Of course, some plants hold up better than others in dormancy, so consider cutting back unsightly soft plant material while leaving more rigid plants. You might be surprised how beautiful your garden is in the low, oblique light of autumn and winter.

  • Allow some leaves, stems, and other organic material to remain on the ground.

This additional habitat will be appreciated by a wide array of organisms. For example, nearly three quarters of Colorado’s native bee species nest underground, so a covering of plant litter can help protect their nests during the winter and in the early spring when they become active.

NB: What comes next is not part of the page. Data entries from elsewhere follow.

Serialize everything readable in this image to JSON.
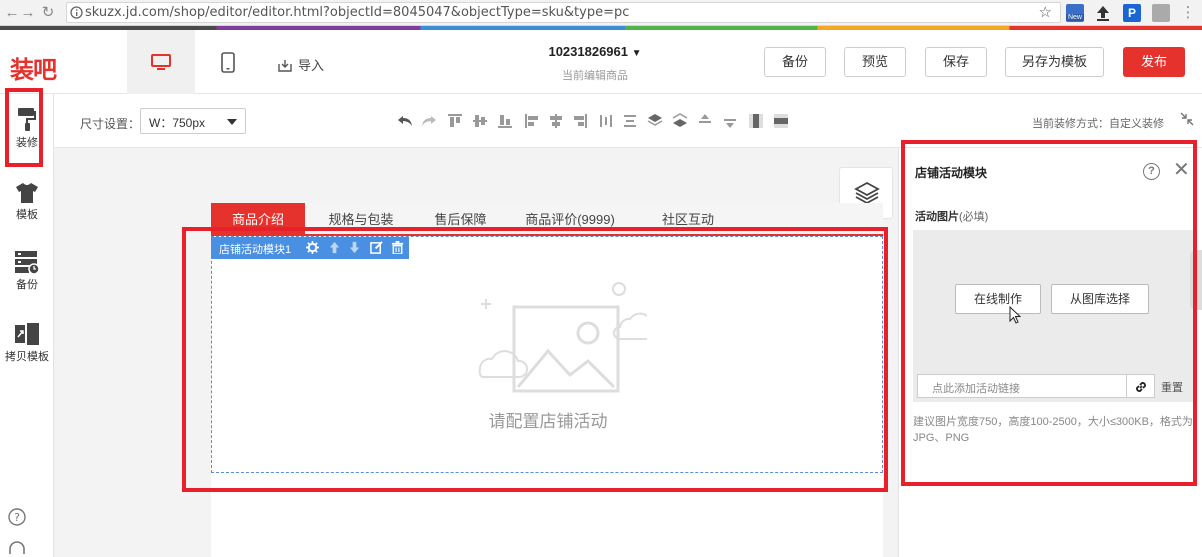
{
  "browser": {
    "url": "skuzx.jd.com/shop/editor/editor.html?objectId=8045047&objectType=sku&type=pc",
    "ext_new_label": "New"
  },
  "header": {
    "logo": "装吧",
    "import_label": "导入",
    "sku": "10231826961",
    "sku_sub": "当前编辑商品",
    "buttons": {
      "backup": "备份",
      "preview": "预览",
      "save": "保存",
      "save_template": "另存为模板",
      "publish": "发布"
    },
    "publish_color": "#e6322d"
  },
  "sidebar": {
    "items": [
      {
        "label": "装修",
        "icon": "paint-roller-icon"
      },
      {
        "label": "模板",
        "icon": "shirt-icon"
      },
      {
        "label": "备份",
        "icon": "server-backup-icon"
      },
      {
        "label": "拷贝模板",
        "icon": "copy-template-icon"
      }
    ]
  },
  "toolbar": {
    "size_label": "尺寸设置：",
    "size_value": "W：750px",
    "mode_label": "当前装修方式：自定义装修"
  },
  "canvas": {
    "tabs": [
      "商品介绍",
      "规格与包装",
      "售后保障",
      "商品评价(9999)",
      "社区互动"
    ],
    "module_title": "店铺活动模块1",
    "placeholder": "请配置店铺活动"
  },
  "panel": {
    "title": "店铺活动模块",
    "image_label": "活动图片",
    "image_required": "(必填)",
    "btn_online": "在线制作",
    "btn_library": "从图库选择",
    "link_placeholder": "点此添加活动链接",
    "reset": "重置",
    "hint": "建议图片宽度750，高度100-2500，大小≤300KB，格式为JPG、PNG"
  }
}
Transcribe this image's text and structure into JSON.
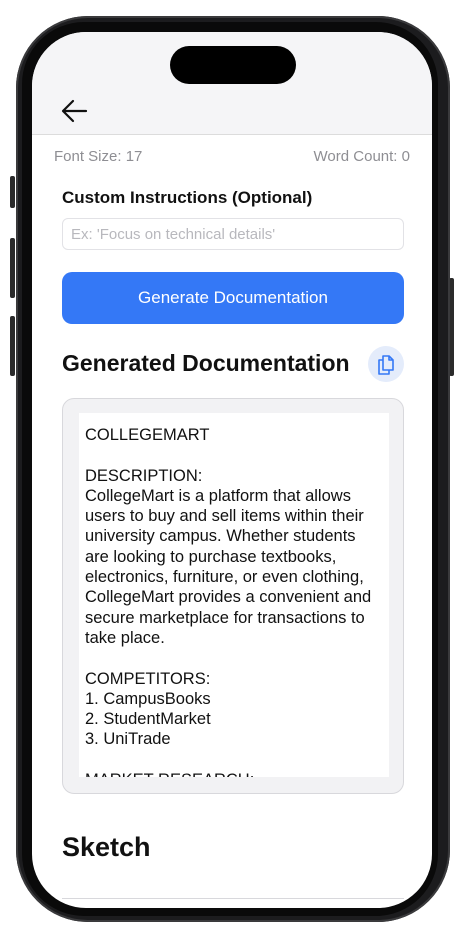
{
  "meta": {
    "font_size": "Font Size: 17",
    "word_count": "Word Count: 0"
  },
  "custom_instructions": {
    "label": "Custom Instructions (Optional)",
    "placeholder": "Ex: 'Focus on technical details'",
    "value": ""
  },
  "generate_button": {
    "label": "Generate Documentation"
  },
  "generated": {
    "title": "Generated Documentation",
    "content": "COLLEGEMART\n\nDESCRIPTION:\nCollegeMart is a platform that allows users to buy and sell items within their university campus. Whether students are looking to purchase textbooks, electronics, furniture, or even clothing, CollegeMart provides a convenient and secure marketplace for transactions to take place.\n\nCOMPETITORS:\n1. CampusBooks\n2. StudentMarket\n3. UniTrade\n\nMARKET RESEARCH:"
  },
  "sketch": {
    "title": "Sketch"
  },
  "icons": {
    "back": "arrow-left-icon",
    "copy": "copy-document-icon"
  },
  "colors": {
    "accent": "#3478f6",
    "copy_bg": "#e4ecfb"
  }
}
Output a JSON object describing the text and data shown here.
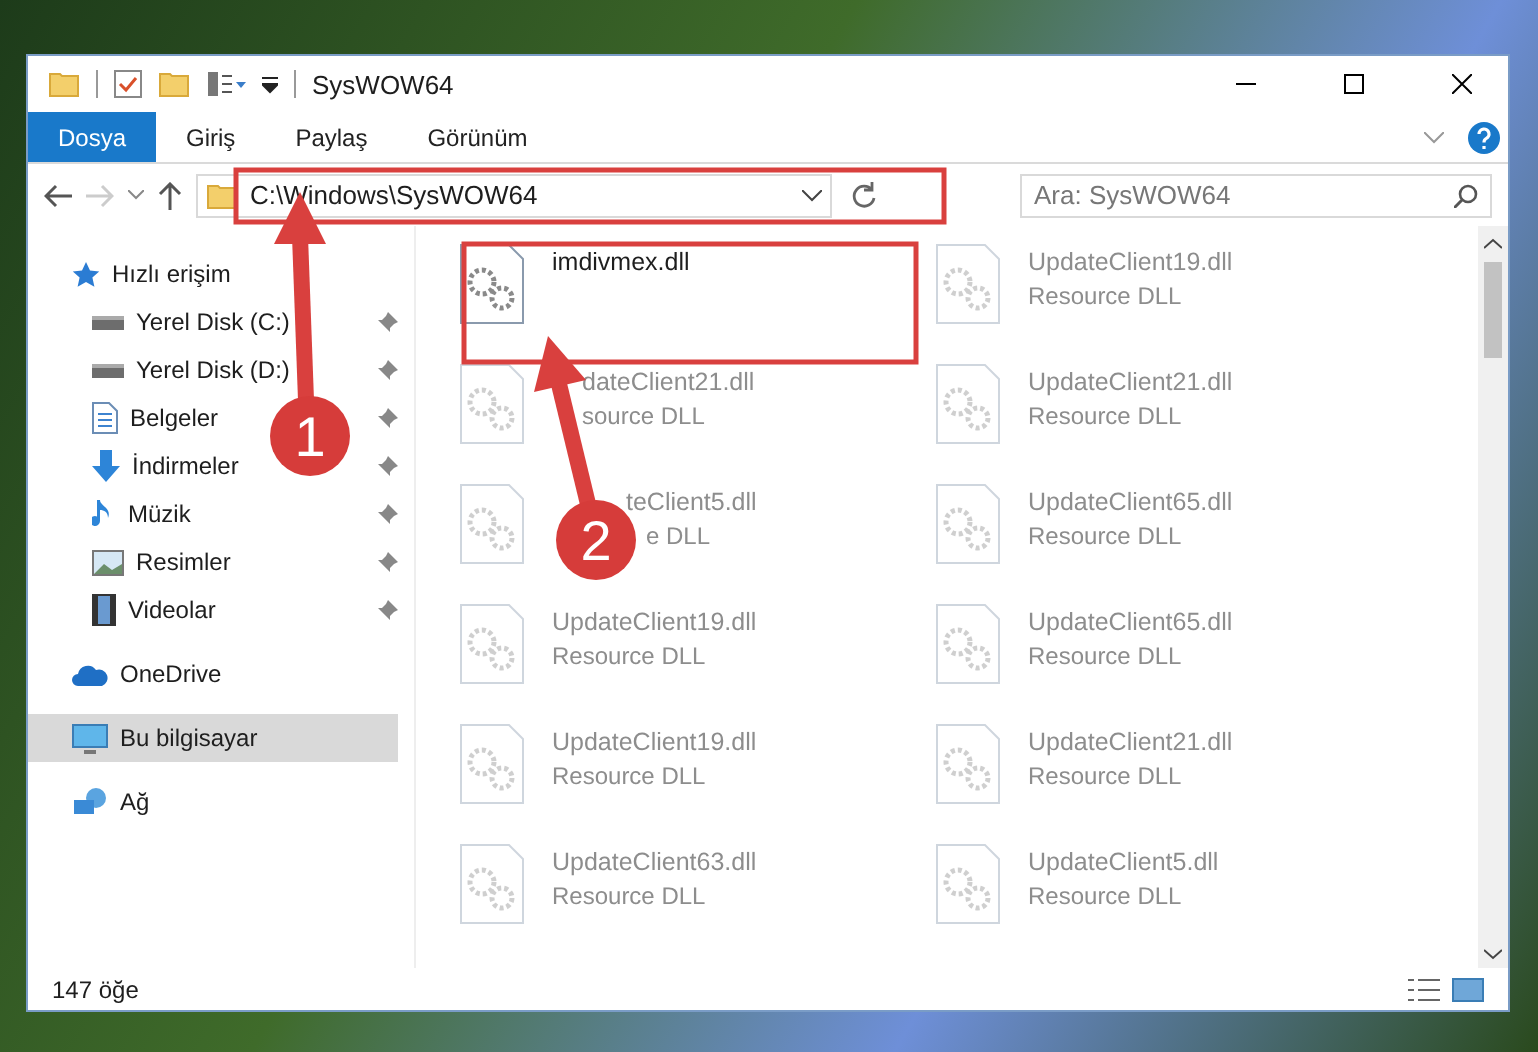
{
  "window": {
    "title": "SysWOW64"
  },
  "ribbon_tabs": [
    {
      "label": "Dosya",
      "selected": true
    },
    {
      "label": "Giriş",
      "selected": false
    },
    {
      "label": "Paylaş",
      "selected": false
    },
    {
      "label": "Görünüm",
      "selected": false
    }
  ],
  "address": {
    "path": "C:\\Windows\\SysWOW64"
  },
  "search": {
    "placeholder": "Ara: SysWOW64"
  },
  "sidebar": {
    "items": [
      {
        "label": "Hızlı erişim",
        "kind": "star",
        "selected": false,
        "children": [
          {
            "label": "Yerel Disk (C:)",
            "kind": "drive",
            "pinned": true
          },
          {
            "label": "Yerel Disk (D:)",
            "kind": "drive",
            "pinned": true
          },
          {
            "label": "Belgeler",
            "kind": "document",
            "pinned": true
          },
          {
            "label": "İndirmeler",
            "kind": "download",
            "pinned": true
          },
          {
            "label": "Müzik",
            "kind": "music",
            "pinned": true
          },
          {
            "label": "Resimler",
            "kind": "picture",
            "pinned": true
          },
          {
            "label": "Videolar",
            "kind": "video",
            "pinned": true
          }
        ]
      },
      {
        "label": "OneDrive",
        "kind": "cloud",
        "selected": false
      },
      {
        "label": "Bu bilgisayar",
        "kind": "computer",
        "selected": true
      },
      {
        "label": "Ağ",
        "kind": "network",
        "selected": false
      }
    ]
  },
  "files": [
    {
      "name": "imdivmex.dll",
      "dimmed": false
    },
    {
      "name": "UpdateClient19.dll",
      "type": "Resource DLL",
      "dimmed": true
    },
    {
      "name": "dateClient21.dll",
      "type": "source DLL",
      "dimmed": true
    },
    {
      "name": "UpdateClient21.dll",
      "type": "Resource DLL",
      "dimmed": true
    },
    {
      "name": "teClient5.dll",
      "type": "e DLL",
      "dimmed": true
    },
    {
      "name": "UpdateClient65.dll",
      "type": "Resource DLL",
      "dimmed": true
    },
    {
      "name": "UpdateClient19.dll",
      "type": "Resource DLL",
      "dimmed": true
    },
    {
      "name": "UpdateClient65.dll",
      "type": "Resource DLL",
      "dimmed": true
    },
    {
      "name": "UpdateClient19.dll",
      "type": "Resource DLL",
      "dimmed": true
    },
    {
      "name": "UpdateClient21.dll",
      "type": "Resource DLL",
      "dimmed": true
    },
    {
      "name": "UpdateClient63.dll",
      "type": "Resource DLL",
      "dimmed": true
    },
    {
      "name": "UpdateClient5.dll",
      "type": "Resource DLL",
      "dimmed": true
    }
  ],
  "status_bar": {
    "count": "147 öğe"
  },
  "annotations": [
    {
      "number": "1"
    },
    {
      "number": "2"
    }
  ]
}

Allowing plant material to decompose in place can also improve soil health and provide nutrients to your plants, but keep in mind that this will depend on the type of garden that you have — xeric or dryland gardens may resent too much organic matter while more traditional perennial or shade gardens will appreciate the additional detritus. Vegetable gardens are an exception — it’s best to remove as much plant debris from your crops as possible to mitigate pressure from pests and pathogens.

  • Consider starting a home compost pile with your yard waste rather than throwing in it the trash.

Alternatively, Denver residents can make use of the city’s LeafDrop Program by obtaining free paper lawn bags and drop off leaves at designated sites this fall. In the spring, pick up discounted compost made from community collections. To learn more, visit denvergov.org/leafdrop.

For a fee, you can also sign up for weekly compost collection if you live in the city of Denver.

Any of these options help to keep organic material out of landfills. Organic matter, including food scraps and yard waste, is the single largest input to landfills in the United States and substantially contributes to greenhouse gas emissions, especially methane. Composting organic material, or sending it to designated compost facilities, can drastically reduce your environmental impact while providing a useful garden resource.

Michael Guidi is the horticulture coordinator with the Denver Botanic Gardens

Comments

Our Papers

Ad blocker detected

We have noticed you are using an ad blocking plugin in your browser.

The revenue we receive from our advertisers helps make this site possible. We request you whitelist our site.